Your task -
Return each line of the data below verbatim; pictures are to be left out.

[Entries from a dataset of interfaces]
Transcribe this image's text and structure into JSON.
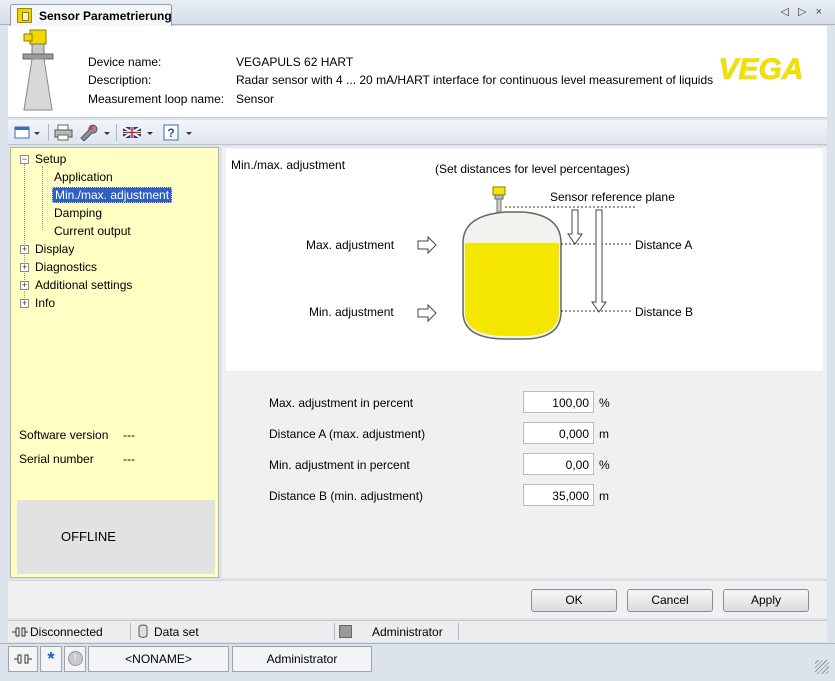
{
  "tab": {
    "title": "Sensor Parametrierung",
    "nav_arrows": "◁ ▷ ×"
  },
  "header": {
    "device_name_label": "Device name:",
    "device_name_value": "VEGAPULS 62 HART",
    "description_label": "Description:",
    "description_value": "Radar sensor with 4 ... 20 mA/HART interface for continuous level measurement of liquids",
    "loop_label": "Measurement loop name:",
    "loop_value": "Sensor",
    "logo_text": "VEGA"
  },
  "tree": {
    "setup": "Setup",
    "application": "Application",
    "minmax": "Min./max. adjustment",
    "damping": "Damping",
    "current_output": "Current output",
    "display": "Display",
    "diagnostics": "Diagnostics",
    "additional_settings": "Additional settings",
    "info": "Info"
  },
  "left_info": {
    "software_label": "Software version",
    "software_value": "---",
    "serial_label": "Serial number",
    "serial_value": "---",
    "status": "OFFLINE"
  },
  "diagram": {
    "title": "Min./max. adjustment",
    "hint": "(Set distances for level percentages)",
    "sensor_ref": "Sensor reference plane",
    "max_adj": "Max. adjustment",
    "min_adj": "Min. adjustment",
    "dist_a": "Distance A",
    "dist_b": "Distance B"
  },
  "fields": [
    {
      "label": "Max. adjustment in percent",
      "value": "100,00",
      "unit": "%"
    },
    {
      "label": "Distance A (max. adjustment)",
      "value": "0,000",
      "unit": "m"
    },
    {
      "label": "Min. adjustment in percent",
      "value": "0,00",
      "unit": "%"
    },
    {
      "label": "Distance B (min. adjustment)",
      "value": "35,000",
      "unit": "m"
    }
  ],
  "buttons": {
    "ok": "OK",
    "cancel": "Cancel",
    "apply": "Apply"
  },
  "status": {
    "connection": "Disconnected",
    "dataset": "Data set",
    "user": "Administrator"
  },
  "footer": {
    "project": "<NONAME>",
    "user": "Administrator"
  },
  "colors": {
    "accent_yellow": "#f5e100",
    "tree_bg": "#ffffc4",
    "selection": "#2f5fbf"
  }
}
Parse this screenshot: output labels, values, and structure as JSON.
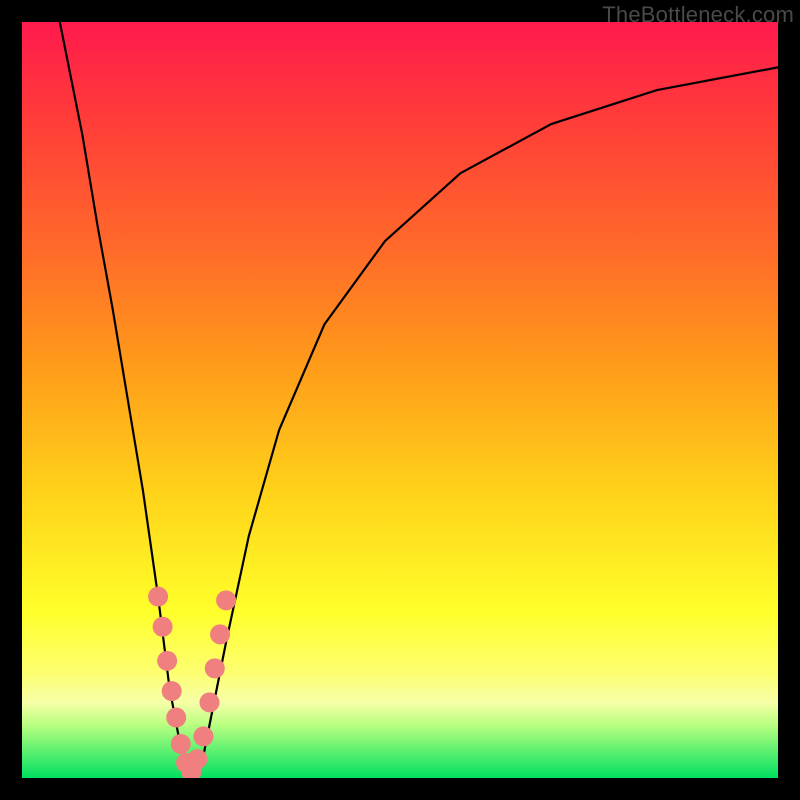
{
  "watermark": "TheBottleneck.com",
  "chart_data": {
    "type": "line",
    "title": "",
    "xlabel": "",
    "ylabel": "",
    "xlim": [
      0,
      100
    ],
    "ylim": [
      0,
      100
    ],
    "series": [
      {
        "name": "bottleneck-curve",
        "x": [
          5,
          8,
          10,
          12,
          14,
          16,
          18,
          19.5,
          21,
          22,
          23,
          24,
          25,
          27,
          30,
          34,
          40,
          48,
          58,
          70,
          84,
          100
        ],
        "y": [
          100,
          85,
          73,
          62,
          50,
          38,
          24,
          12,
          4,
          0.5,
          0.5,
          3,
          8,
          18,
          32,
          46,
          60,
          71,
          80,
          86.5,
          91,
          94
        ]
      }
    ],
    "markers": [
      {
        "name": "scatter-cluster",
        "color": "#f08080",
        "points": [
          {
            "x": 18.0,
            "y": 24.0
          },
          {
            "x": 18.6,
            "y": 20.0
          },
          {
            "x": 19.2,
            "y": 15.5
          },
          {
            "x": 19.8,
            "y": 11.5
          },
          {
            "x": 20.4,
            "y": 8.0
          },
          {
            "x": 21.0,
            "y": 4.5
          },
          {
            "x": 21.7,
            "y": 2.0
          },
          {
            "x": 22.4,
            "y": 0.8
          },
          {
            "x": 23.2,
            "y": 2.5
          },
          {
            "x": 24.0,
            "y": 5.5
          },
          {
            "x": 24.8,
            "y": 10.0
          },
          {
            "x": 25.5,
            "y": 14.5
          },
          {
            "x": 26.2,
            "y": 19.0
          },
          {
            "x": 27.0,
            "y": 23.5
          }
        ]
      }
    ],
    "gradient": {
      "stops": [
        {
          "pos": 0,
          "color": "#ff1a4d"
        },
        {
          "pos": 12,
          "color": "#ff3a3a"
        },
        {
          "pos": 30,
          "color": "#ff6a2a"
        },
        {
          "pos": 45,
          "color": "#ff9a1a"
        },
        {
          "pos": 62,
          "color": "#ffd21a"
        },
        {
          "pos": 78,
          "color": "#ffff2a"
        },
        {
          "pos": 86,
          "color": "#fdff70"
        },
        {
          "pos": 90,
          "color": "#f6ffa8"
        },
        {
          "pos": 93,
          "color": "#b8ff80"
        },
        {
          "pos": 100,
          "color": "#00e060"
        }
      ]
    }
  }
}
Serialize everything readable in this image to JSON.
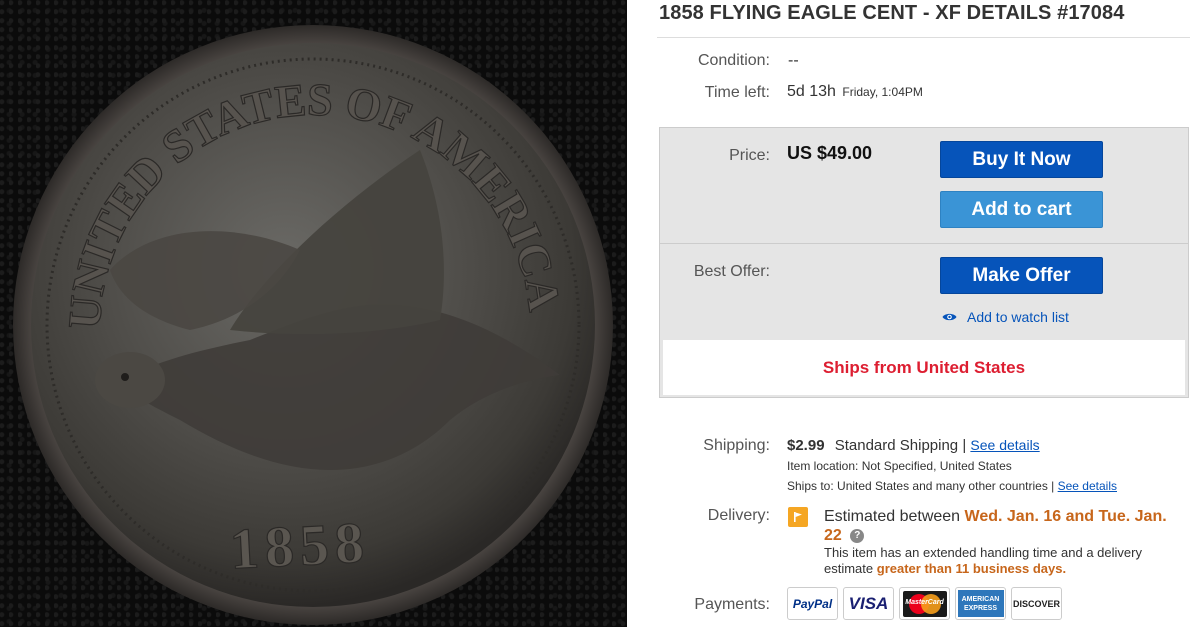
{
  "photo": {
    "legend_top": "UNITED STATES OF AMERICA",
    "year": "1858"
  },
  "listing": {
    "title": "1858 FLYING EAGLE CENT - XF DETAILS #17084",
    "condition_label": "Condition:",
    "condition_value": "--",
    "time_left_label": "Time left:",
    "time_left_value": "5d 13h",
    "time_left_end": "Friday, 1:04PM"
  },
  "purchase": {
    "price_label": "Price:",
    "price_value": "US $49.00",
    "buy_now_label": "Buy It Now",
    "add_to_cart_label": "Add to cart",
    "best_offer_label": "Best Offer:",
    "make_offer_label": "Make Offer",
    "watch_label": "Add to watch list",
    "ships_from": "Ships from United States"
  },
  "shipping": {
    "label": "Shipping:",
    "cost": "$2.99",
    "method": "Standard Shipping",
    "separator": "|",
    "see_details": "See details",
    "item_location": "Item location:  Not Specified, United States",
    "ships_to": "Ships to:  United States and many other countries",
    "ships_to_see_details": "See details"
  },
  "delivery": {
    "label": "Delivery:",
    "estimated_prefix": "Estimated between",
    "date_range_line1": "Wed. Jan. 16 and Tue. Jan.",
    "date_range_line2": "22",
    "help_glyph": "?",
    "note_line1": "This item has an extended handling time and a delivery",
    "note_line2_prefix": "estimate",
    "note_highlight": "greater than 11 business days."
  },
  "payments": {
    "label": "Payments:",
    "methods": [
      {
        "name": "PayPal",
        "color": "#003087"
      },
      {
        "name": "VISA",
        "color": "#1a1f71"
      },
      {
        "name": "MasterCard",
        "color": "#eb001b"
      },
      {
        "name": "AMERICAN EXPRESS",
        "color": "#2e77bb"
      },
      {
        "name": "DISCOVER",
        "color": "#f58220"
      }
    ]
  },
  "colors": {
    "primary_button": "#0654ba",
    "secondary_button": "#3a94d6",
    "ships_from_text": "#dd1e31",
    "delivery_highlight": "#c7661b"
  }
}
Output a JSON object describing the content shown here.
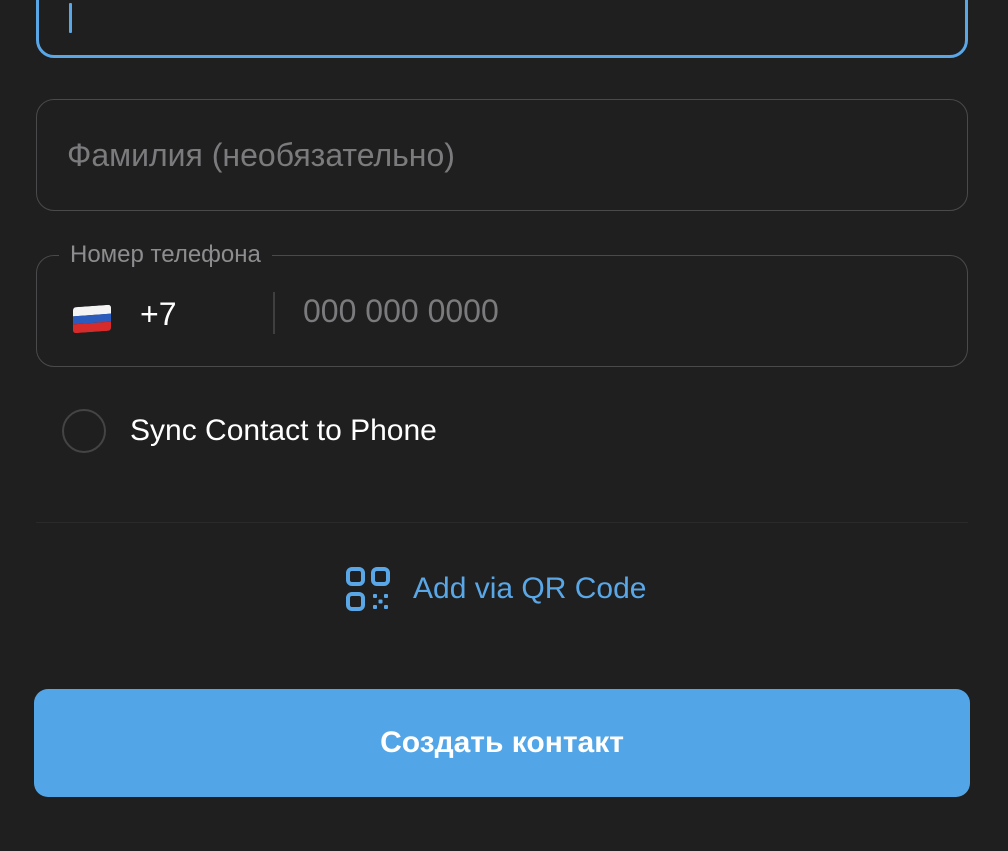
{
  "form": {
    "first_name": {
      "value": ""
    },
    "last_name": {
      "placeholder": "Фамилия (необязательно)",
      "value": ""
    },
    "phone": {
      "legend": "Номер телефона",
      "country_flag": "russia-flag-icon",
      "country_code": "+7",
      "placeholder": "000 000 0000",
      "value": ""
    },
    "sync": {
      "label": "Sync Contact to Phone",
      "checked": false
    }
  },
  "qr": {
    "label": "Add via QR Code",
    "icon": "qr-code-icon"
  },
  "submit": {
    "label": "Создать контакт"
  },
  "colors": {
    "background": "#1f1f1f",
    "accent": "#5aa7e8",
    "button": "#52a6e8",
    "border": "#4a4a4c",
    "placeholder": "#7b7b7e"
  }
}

Response area -
Transcribe this image's text and structure into JSON.
{
  "tab": {
    "title": "Sensor Parametrierung",
    "nav_arrows": "◁ ▷ ×"
  },
  "header": {
    "device_name_label": "Device name:",
    "device_name_value": "VEGAPULS 62 HART",
    "description_label": "Description:",
    "description_value": "Radar sensor with 4 ... 20 mA/HART interface for continuous level measurement of liquids",
    "loop_label": "Measurement loop name:",
    "loop_value": "Sensor",
    "logo_text": "VEGA"
  },
  "tree": {
    "setup": "Setup",
    "application": "Application",
    "minmax": "Min./max. adjustment",
    "damping": "Damping",
    "current_output": "Current output",
    "display": "Display",
    "diagnostics": "Diagnostics",
    "additional_settings": "Additional settings",
    "info": "Info"
  },
  "left_info": {
    "software_label": "Software version",
    "software_value": "---",
    "serial_label": "Serial number",
    "serial_value": "---",
    "status": "OFFLINE"
  },
  "diagram": {
    "title": "Min./max. adjustment",
    "hint": "(Set distances for level percentages)",
    "sensor_ref": "Sensor reference plane",
    "max_adj": "Max. adjustment",
    "min_adj": "Min. adjustment",
    "dist_a": "Distance A",
    "dist_b": "Distance B"
  },
  "fields": [
    {
      "label": "Max. adjustment in percent",
      "value": "100,00",
      "unit": "%"
    },
    {
      "label": "Distance A (max. adjustment)",
      "value": "0,000",
      "unit": "m"
    },
    {
      "label": "Min. adjustment in percent",
      "value": "0,00",
      "unit": "%"
    },
    {
      "label": "Distance B (min. adjustment)",
      "value": "35,000",
      "unit": "m"
    }
  ],
  "buttons": {
    "ok": "OK",
    "cancel": "Cancel",
    "apply": "Apply"
  },
  "status": {
    "connection": "Disconnected",
    "dataset": "Data set",
    "user": "Administrator"
  },
  "footer": {
    "project": "<NONAME>",
    "user": "Administrator"
  },
  "colors": {
    "accent_yellow": "#f5e100",
    "tree_bg": "#ffffc4",
    "selection": "#2f5fbf"
  }
}
Parse this screenshot: output labels, values, and structure as JSON.
{
  "watermark": "TheBottleneck.com",
  "chart_data": {
    "type": "line",
    "title": "",
    "xlabel": "",
    "ylabel": "",
    "xlim": [
      0,
      100
    ],
    "ylim": [
      0,
      100
    ],
    "series": [
      {
        "name": "bottleneck-curve",
        "x": [
          5,
          8,
          10,
          12,
          14,
          16,
          18,
          19.5,
          21,
          22,
          23,
          24,
          25,
          27,
          30,
          34,
          40,
          48,
          58,
          70,
          84,
          100
        ],
        "y": [
          100,
          85,
          73,
          62,
          50,
          38,
          24,
          12,
          4,
          0.5,
          0.5,
          3,
          8,
          18,
          32,
          46,
          60,
          71,
          80,
          86.5,
          91,
          94
        ]
      }
    ],
    "markers": [
      {
        "name": "scatter-cluster",
        "color": "#f08080",
        "points": [
          {
            "x": 18.0,
            "y": 24.0
          },
          {
            "x": 18.6,
            "y": 20.0
          },
          {
            "x": 19.2,
            "y": 15.5
          },
          {
            "x": 19.8,
            "y": 11.5
          },
          {
            "x": 20.4,
            "y": 8.0
          },
          {
            "x": 21.0,
            "y": 4.5
          },
          {
            "x": 21.7,
            "y": 2.0
          },
          {
            "x": 22.4,
            "y": 0.8
          },
          {
            "x": 23.2,
            "y": 2.5
          },
          {
            "x": 24.0,
            "y": 5.5
          },
          {
            "x": 24.8,
            "y": 10.0
          },
          {
            "x": 25.5,
            "y": 14.5
          },
          {
            "x": 26.2,
            "y": 19.0
          },
          {
            "x": 27.0,
            "y": 23.5
          }
        ]
      }
    ],
    "gradient": {
      "stops": [
        {
          "pos": 0,
          "color": "#ff1a4d"
        },
        {
          "pos": 12,
          "color": "#ff3a3a"
        },
        {
          "pos": 30,
          "color": "#ff6a2a"
        },
        {
          "pos": 45,
          "color": "#ff9a1a"
        },
        {
          "pos": 62,
          "color": "#ffd21a"
        },
        {
          "pos": 78,
          "color": "#ffff2a"
        },
        {
          "pos": 86,
          "color": "#fdff70"
        },
        {
          "pos": 90,
          "color": "#f6ffa8"
        },
        {
          "pos": 93,
          "color": "#b8ff80"
        },
        {
          "pos": 100,
          "color": "#00e060"
        }
      ]
    }
  }
}
Serialize everything readable in this image to JSON.
{
  "photo": {
    "legend_top": "UNITED STATES OF AMERICA",
    "year": "1858"
  },
  "listing": {
    "title": "1858 FLYING EAGLE CENT - XF DETAILS #17084",
    "condition_label": "Condition:",
    "condition_value": "--",
    "time_left_label": "Time left:",
    "time_left_value": "5d 13h",
    "time_left_end": "Friday, 1:04PM"
  },
  "purchase": {
    "price_label": "Price:",
    "price_value": "US $49.00",
    "buy_now_label": "Buy It Now",
    "add_to_cart_label": "Add to cart",
    "best_offer_label": "Best Offer:",
    "make_offer_label": "Make Offer",
    "watch_label": "Add to watch list",
    "ships_from": "Ships from United States"
  },
  "shipping": {
    "label": "Shipping:",
    "cost": "$2.99",
    "method": "Standard Shipping",
    "separator": "|",
    "see_details": "See details",
    "item_location": "Item location:  Not Specified, United States",
    "ships_to": "Ships to:  United States and many other countries",
    "ships_to_see_details": "See details"
  },
  "delivery": {
    "label": "Delivery:",
    "estimated_prefix": "Estimated between",
    "date_range_line1": "Wed. Jan. 16 and Tue. Jan.",
    "date_range_line2": "22",
    "help_glyph": "?",
    "note_line1": "This item has an extended handling time and a delivery",
    "note_line2_prefix": "estimate",
    "note_highlight": "greater than 11 business days."
  },
  "payments": {
    "label": "Payments:",
    "methods": [
      {
        "name": "PayPal",
        "color": "#003087"
      },
      {
        "name": "VISA",
        "color": "#1a1f71"
      },
      {
        "name": "MasterCard",
        "color": "#eb001b"
      },
      {
        "name": "AMERICAN EXPRESS",
        "color": "#2e77bb"
      },
      {
        "name": "DISCOVER",
        "color": "#f58220"
      }
    ]
  },
  "colors": {
    "primary_button": "#0654ba",
    "secondary_button": "#3a94d6",
    "ships_from_text": "#dd1e31",
    "delivery_highlight": "#c7661b"
  }
}
Output a JSON object describing the content shown here.
{
  "form": {
    "first_name": {
      "value": ""
    },
    "last_name": {
      "placeholder": "Фамилия (необязательно)",
      "value": ""
    },
    "phone": {
      "legend": "Номер телефона",
      "country_flag": "russia-flag-icon",
      "country_code": "+7",
      "placeholder": "000 000 0000",
      "value": ""
    },
    "sync": {
      "label": "Sync Contact to Phone",
      "checked": false
    }
  },
  "qr": {
    "label": "Add via QR Code",
    "icon": "qr-code-icon"
  },
  "submit": {
    "label": "Создать контакт"
  },
  "colors": {
    "background": "#1f1f1f",
    "accent": "#5aa7e8",
    "button": "#52a6e8",
    "border": "#4a4a4c",
    "placeholder": "#7b7b7e"
  }
}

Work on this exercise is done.